◆ Assignment
Every record below should appear in your answer, copied exactly.
====== Input data
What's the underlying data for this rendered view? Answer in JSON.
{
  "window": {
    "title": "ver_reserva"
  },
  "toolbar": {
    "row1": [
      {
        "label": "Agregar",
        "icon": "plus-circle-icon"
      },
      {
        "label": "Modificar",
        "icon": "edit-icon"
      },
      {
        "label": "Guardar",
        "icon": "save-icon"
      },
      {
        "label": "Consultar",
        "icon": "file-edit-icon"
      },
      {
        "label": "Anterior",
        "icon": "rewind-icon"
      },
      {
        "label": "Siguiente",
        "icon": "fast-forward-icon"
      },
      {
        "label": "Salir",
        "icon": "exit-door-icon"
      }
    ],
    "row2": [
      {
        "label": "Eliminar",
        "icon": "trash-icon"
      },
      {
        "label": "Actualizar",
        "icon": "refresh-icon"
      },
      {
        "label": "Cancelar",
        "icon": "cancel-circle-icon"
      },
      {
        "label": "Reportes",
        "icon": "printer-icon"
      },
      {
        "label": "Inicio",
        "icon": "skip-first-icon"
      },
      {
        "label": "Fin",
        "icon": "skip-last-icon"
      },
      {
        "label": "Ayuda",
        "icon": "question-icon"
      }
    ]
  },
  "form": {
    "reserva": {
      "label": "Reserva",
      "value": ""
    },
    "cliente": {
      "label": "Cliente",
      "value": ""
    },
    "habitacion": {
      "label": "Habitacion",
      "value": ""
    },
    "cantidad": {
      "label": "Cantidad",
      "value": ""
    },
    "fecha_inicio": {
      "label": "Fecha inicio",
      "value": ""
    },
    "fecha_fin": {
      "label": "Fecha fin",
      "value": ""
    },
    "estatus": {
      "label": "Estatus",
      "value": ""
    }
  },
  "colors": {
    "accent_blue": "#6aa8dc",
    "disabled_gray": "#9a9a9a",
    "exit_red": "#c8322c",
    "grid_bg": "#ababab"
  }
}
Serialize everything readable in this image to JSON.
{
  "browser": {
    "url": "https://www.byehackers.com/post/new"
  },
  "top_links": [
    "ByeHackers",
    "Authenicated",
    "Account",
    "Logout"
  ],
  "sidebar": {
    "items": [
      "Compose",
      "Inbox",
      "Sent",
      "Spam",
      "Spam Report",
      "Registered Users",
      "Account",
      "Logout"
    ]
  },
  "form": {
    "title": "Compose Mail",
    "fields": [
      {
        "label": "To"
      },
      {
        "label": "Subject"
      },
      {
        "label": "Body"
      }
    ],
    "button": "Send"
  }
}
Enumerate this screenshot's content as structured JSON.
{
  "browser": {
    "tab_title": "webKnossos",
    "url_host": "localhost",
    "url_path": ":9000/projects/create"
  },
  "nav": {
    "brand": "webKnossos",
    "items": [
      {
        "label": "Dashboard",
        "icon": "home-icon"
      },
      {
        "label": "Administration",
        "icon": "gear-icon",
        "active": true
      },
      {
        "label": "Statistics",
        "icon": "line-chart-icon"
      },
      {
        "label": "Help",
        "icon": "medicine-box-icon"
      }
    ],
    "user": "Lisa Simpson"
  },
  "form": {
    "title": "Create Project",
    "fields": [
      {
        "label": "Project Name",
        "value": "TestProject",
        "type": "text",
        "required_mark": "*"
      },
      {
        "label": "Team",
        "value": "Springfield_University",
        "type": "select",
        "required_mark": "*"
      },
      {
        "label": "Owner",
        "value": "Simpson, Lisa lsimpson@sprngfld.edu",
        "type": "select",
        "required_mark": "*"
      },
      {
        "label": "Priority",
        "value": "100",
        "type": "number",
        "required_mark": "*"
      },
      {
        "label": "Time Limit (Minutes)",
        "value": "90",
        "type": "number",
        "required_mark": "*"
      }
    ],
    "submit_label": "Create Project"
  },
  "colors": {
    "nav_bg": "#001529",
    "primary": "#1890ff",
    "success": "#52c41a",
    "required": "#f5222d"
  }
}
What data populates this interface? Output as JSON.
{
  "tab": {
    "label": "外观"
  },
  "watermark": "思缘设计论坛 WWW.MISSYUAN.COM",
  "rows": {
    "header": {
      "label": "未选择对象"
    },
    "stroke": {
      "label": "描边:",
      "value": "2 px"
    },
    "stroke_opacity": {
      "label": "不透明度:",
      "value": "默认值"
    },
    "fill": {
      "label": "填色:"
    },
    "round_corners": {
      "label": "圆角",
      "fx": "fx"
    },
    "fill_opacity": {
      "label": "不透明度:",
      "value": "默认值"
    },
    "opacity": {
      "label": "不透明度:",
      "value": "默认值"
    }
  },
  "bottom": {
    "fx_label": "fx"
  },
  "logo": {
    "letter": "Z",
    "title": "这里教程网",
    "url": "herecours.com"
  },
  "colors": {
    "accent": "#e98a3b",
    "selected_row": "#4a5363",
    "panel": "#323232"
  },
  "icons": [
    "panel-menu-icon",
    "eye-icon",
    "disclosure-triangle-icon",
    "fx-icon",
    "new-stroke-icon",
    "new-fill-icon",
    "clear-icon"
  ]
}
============
◆ Task answer
What's the underlying data for this rendered view? Answer in JSON.
{
  "window": {
    "title": "ver_reserva"
  },
  "toolbar": {
    "row1": [
      {
        "label": "Agregar",
        "icon": "plus-circle-icon"
      },
      {
        "label": "Modificar",
        "icon": "edit-icon"
      },
      {
        "label": "Guardar",
        "icon": "save-icon"
      },
      {
        "label": "Consultar",
        "icon": "file-edit-icon"
      },
      {
        "label": "Anterior",
        "icon": "rewind-icon"
      },
      {
        "label": "Siguiente",
        "icon": "fast-forward-icon"
      },
      {
        "label": "Salir",
        "icon": "exit-door-icon"
      }
    ],
    "row2": [
      {
        "label": "Eliminar",
        "icon": "trash-icon"
      },
      {
        "label": "Actualizar",
        "icon": "refresh-icon"
      },
      {
        "label": "Cancelar",
        "icon": "cancel-circle-icon"
      },
      {
        "label": "Reportes",
        "icon": "printer-icon"
      },
      {
        "label": "Inicio",
        "icon": "skip-first-icon"
      },
      {
        "label": "Fin",
        "icon": "skip-last-icon"
      },
      {
        "label": "Ayuda",
        "icon": "question-icon"
      }
    ]
  },
  "form": {
    "reserva": {
      "label": "Reserva",
      "value": ""
    },
    "cliente": {
      "label": "Cliente",
      "value": ""
    },
    "habitacion": {
      "label": "Habitacion",
      "value": ""
    },
    "cantidad": {
      "label": "Cantidad",
      "value": ""
    },
    "fecha_inicio": {
      "label": "Fecha inicio",
      "value": ""
    },
    "fecha_fin": {
      "label": "Fecha fin",
      "value": ""
    },
    "estatus": {
      "label": "Estatus",
      "value": ""
    }
  },
  "colors": {
    "accent_blue": "#6aa8dc",
    "disabled_gray": "#9a9a9a",
    "exit_red": "#c8322c",
    "grid_bg": "#ababab"
  }
}
Serialize everything readable in this image to JSON.
{
  "browser": {
    "url": "https://www.byehackers.com/post/new"
  },
  "top_links": [
    "ByeHackers",
    "Authenicated",
    "Account",
    "Logout"
  ],
  "sidebar": {
    "items": [
      "Compose",
      "Inbox",
      "Sent",
      "Spam",
      "Spam Report",
      "Registered Users",
      "Account",
      "Logout"
    ]
  },
  "form": {
    "title": "Compose Mail",
    "fields": [
      {
        "label": "To"
      },
      {
        "label": "Subject"
      },
      {
        "label": "Body"
      }
    ],
    "button": "Send"
  }
}
Enumerate this screenshot's content as structured JSON.
{
  "browser": {
    "tab_title": "webKnossos",
    "url_host": "localhost",
    "url_path": ":9000/projects/create"
  },
  "nav": {
    "brand": "webKnossos",
    "items": [
      {
        "label": "Dashboard",
        "icon": "home-icon"
      },
      {
        "label": "Administration",
        "icon": "gear-icon",
        "active": true
      },
      {
        "label": "Statistics",
        "icon": "line-chart-icon"
      },
      {
        "label": "Help",
        "icon": "medicine-box-icon"
      }
    ],
    "user": "Lisa Simpson"
  },
  "form": {
    "title": "Create Project",
    "fields": [
      {
        "label": "Project Name",
        "value": "TestProject",
        "type": "text",
        "required_mark": "*"
      },
      {
        "label": "Team",
        "value": "Springfield_University",
        "type": "select",
        "required_mark": "*"
      },
      {
        "label": "Owner",
        "value": "Simpson, Lisa lsimpson@sprngfld.edu",
        "type": "select",
        "required_mark": "*"
      },
      {
        "label": "Priority",
        "value": "100",
        "type": "number",
        "required_mark": "*"
      },
      {
        "label": "Time Limit (Minutes)",
        "value": "90",
        "type": "number",
        "required_mark": "*"
      }
    ],
    "submit_label": "Create Project"
  },
  "colors": {
    "nav_bg": "#001529",
    "primary": "#1890ff",
    "success": "#52c41a",
    "required": "#f5222d"
  }
}
What data populates this interface? Output as JSON.
{
  "tab": {
    "label": "外观"
  },
  "watermark": "思缘设计论坛 WWW.MISSYUAN.COM",
  "rows": {
    "header": {
      "label": "未选择对象"
    },
    "stroke": {
      "label": "描边:",
      "value": "2 px"
    },
    "stroke_opacity": {
      "label": "不透明度:",
      "value": "默认值"
    },
    "fill": {
      "label": "填色:"
    },
    "round_corners": {
      "label": "圆角",
      "fx": "fx"
    },
    "fill_opacity": {
      "label": "不透明度:",
      "value": "默认值"
    },
    "opacity": {
      "label": "不透明度:",
      "value": "默认值"
    }
  },
  "bottom": {
    "fx_label": "fx"
  },
  "logo": {
    "letter": "Z",
    "title": "这里教程网",
    "url": "herecours.com"
  },
  "colors": {
    "accent": "#e98a3b",
    "selected_row": "#4a5363",
    "panel": "#323232"
  },
  "icons": [
    "panel-menu-icon",
    "eye-icon",
    "disclosure-triangle-icon",
    "fx-icon",
    "new-stroke-icon",
    "new-fill-icon",
    "clear-icon"
  ]
}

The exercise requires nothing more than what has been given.